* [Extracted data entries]
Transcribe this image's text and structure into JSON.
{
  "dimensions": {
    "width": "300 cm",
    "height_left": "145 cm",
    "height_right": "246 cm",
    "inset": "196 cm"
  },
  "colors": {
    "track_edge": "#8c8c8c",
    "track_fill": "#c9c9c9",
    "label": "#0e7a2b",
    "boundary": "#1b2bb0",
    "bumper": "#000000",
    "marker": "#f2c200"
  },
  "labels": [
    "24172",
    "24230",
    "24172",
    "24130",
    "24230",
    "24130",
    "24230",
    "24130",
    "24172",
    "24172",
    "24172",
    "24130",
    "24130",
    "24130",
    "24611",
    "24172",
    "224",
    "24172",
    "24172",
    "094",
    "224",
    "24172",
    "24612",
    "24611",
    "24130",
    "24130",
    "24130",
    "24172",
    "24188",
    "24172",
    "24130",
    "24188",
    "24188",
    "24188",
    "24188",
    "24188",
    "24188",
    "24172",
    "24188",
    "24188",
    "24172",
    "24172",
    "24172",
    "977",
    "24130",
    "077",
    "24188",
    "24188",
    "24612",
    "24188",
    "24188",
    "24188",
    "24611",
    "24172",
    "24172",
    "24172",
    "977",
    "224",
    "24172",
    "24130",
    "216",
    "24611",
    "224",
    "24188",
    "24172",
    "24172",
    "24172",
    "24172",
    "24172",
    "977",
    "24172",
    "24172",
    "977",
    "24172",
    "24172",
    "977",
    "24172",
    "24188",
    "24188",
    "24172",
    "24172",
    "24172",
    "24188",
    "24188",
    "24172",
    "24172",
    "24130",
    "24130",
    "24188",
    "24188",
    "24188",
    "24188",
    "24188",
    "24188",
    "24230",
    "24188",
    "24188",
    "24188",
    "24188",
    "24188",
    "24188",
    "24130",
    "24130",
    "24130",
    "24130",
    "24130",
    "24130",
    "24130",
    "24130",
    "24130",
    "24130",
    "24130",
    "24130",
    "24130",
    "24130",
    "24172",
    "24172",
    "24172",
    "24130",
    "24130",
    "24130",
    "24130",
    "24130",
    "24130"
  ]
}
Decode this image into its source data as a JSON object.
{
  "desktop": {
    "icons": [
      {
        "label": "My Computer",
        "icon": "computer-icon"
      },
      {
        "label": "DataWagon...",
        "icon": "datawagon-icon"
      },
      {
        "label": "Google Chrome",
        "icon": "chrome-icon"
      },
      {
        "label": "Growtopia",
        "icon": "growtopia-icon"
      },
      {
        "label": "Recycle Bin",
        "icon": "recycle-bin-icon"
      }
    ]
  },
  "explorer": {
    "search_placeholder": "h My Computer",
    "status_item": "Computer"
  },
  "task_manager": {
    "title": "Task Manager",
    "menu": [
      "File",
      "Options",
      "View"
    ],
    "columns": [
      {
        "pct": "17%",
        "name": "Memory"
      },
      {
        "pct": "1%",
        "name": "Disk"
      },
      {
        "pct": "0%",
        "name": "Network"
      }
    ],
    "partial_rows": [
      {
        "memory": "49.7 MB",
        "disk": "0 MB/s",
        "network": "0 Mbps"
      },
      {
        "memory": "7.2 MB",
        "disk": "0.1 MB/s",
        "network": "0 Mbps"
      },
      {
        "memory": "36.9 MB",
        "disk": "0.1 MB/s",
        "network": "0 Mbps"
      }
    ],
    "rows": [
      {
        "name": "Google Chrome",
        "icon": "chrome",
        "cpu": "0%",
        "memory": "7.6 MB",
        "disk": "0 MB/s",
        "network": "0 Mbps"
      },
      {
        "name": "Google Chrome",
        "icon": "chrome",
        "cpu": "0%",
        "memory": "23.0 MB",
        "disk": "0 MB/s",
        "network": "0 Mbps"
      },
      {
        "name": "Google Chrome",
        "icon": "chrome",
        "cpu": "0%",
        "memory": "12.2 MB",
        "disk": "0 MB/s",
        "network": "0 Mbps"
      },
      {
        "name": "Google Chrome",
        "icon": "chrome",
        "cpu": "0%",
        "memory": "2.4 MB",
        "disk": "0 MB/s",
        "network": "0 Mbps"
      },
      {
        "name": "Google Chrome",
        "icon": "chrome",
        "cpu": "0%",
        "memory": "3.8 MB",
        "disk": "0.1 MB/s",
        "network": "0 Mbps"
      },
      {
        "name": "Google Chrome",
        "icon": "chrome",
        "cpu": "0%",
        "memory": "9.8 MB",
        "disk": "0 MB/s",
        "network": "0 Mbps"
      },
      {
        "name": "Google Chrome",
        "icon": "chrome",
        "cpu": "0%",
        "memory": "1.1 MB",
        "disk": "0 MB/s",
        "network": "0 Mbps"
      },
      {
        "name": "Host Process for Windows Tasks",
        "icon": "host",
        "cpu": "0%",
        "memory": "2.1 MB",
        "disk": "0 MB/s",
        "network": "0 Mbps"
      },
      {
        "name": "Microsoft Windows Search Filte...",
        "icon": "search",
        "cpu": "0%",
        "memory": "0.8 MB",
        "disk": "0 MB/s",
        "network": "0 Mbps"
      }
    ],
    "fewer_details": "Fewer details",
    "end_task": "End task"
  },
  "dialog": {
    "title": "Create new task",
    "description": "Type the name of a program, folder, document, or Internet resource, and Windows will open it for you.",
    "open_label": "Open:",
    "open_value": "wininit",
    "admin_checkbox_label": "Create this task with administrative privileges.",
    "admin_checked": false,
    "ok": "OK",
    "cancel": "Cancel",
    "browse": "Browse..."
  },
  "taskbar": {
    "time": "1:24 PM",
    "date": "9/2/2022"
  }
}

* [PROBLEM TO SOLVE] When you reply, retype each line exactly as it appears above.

* [ANSWER SECTION]
Transcribe this image's text and structure into JSON.
{
  "dimensions": {
    "width": "300 cm",
    "height_left": "145 cm",
    "height_right": "246 cm",
    "inset": "196 cm"
  },
  "colors": {
    "track_edge": "#8c8c8c",
    "track_fill": "#c9c9c9",
    "label": "#0e7a2b",
    "boundary": "#1b2bb0",
    "bumper": "#000000",
    "marker": "#f2c200"
  },
  "labels": [
    "24172",
    "24230",
    "24172",
    "24130",
    "24230",
    "24130",
    "24230",
    "24130",
    "24172",
    "24172",
    "24172",
    "24130",
    "24130",
    "24130",
    "24611",
    "24172",
    "224",
    "24172",
    "24172",
    "094",
    "224",
    "24172",
    "24612",
    "24611",
    "24130",
    "24130",
    "24130",
    "24172",
    "24188",
    "24172",
    "24130",
    "24188",
    "24188",
    "24188",
    "24188",
    "24188",
    "24188",
    "24172",
    "24188",
    "24188",
    "24172",
    "24172",
    "24172",
    "977",
    "24130",
    "077",
    "24188",
    "24188",
    "24612",
    "24188",
    "24188",
    "24188",
    "24611",
    "24172",
    "24172",
    "24172",
    "977",
    "224",
    "24172",
    "24130",
    "216",
    "24611",
    "224",
    "24188",
    "24172",
    "24172",
    "24172",
    "24172",
    "24172",
    "977",
    "24172",
    "24172",
    "977",
    "24172",
    "24172",
    "977",
    "24172",
    "24188",
    "24188",
    "24172",
    "24172",
    "24172",
    "24188",
    "24188",
    "24172",
    "24172",
    "24130",
    "24130",
    "24188",
    "24188",
    "24188",
    "24188",
    "24188",
    "24188",
    "24230",
    "24188",
    "24188",
    "24188",
    "24188",
    "24188",
    "24188",
    "24130",
    "24130",
    "24130",
    "24130",
    "24130",
    "24130",
    "24130",
    "24130",
    "24130",
    "24130",
    "24130",
    "24130",
    "24130",
    "24130",
    "24172",
    "24172",
    "24172",
    "24130",
    "24130",
    "24130",
    "24130",
    "24130",
    "24130"
  ]
}
Decode this image into its source data as a JSON object.
{
  "desktop": {
    "icons": [
      {
        "label": "My Computer",
        "icon": "computer-icon"
      },
      {
        "label": "DataWagon...",
        "icon": "datawagon-icon"
      },
      {
        "label": "Google Chrome",
        "icon": "chrome-icon"
      },
      {
        "label": "Growtopia",
        "icon": "growtopia-icon"
      },
      {
        "label": "Recycle Bin",
        "icon": "recycle-bin-icon"
      }
    ]
  },
  "explorer": {
    "search_placeholder": "h My Computer",
    "status_item": "Computer"
  },
  "task_manager": {
    "title": "Task Manager",
    "menu": [
      "File",
      "Options",
      "View"
    ],
    "columns": [
      {
        "pct": "17%",
        "name": "Memory"
      },
      {
        "pct": "1%",
        "name": "Disk"
      },
      {
        "pct": "0%",
        "name": "Network"
      }
    ],
    "partial_rows": [
      {
        "memory": "49.7 MB",
        "disk": "0 MB/s",
        "network": "0 Mbps"
      },
      {
        "memory": "7.2 MB",
        "disk": "0.1 MB/s",
        "network": "0 Mbps"
      },
      {
        "memory": "36.9 MB",
        "disk": "0.1 MB/s",
        "network": "0 Mbps"
      }
    ],
    "rows": [
      {
        "name": "Google Chrome",
        "icon": "chrome",
        "cpu": "0%",
        "memory": "7.6 MB",
        "disk": "0 MB/s",
        "network": "0 Mbps"
      },
      {
        "name": "Google Chrome",
        "icon": "chrome",
        "cpu": "0%",
        "memory": "23.0 MB",
        "disk": "0 MB/s",
        "network": "0 Mbps"
      },
      {
        "name": "Google Chrome",
        "icon": "chrome",
        "cpu": "0%",
        "memory": "12.2 MB",
        "disk": "0 MB/s",
        "network": "0 Mbps"
      },
      {
        "name": "Google Chrome",
        "icon": "chrome",
        "cpu": "0%",
        "memory": "2.4 MB",
        "disk": "0 MB/s",
        "network": "0 Mbps"
      },
      {
        "name": "Google Chrome",
        "icon": "chrome",
        "cpu": "0%",
        "memory": "3.8 MB",
        "disk": "0.1 MB/s",
        "network": "0 Mbps"
      },
      {
        "name": "Google Chrome",
        "icon": "chrome",
        "cpu": "0%",
        "memory": "9.8 MB",
        "disk": "0 MB/s",
        "network": "0 Mbps"
      },
      {
        "name": "Google Chrome",
        "icon": "chrome",
        "cpu": "0%",
        "memory": "1.1 MB",
        "disk": "0 MB/s",
        "network": "0 Mbps"
      },
      {
        "name": "Host Process for Windows Tasks",
        "icon": "host",
        "cpu": "0%",
        "memory": "2.1 MB",
        "disk": "0 MB/s",
        "network": "0 Mbps"
      },
      {
        "name": "Microsoft Windows Search Filte...",
        "icon": "search",
        "cpu": "0%",
        "memory": "0.8 MB",
        "disk": "0 MB/s",
        "network": "0 Mbps"
      }
    ],
    "fewer_details": "Fewer details",
    "end_task": "End task"
  },
  "dialog": {
    "title": "Create new task",
    "description": "Type the name of a program, folder, document, or Internet resource, and Windows will open it for you.",
    "open_label": "Open:",
    "open_value": "wininit",
    "admin_checkbox_label": "Create this task with administrative privileges.",
    "admin_checked": false,
    "ok": "OK",
    "cancel": "Cancel",
    "browse": "Browse..."
  },
  "taskbar": {
    "time": "1:24 PM",
    "date": "9/2/2022"
  }
}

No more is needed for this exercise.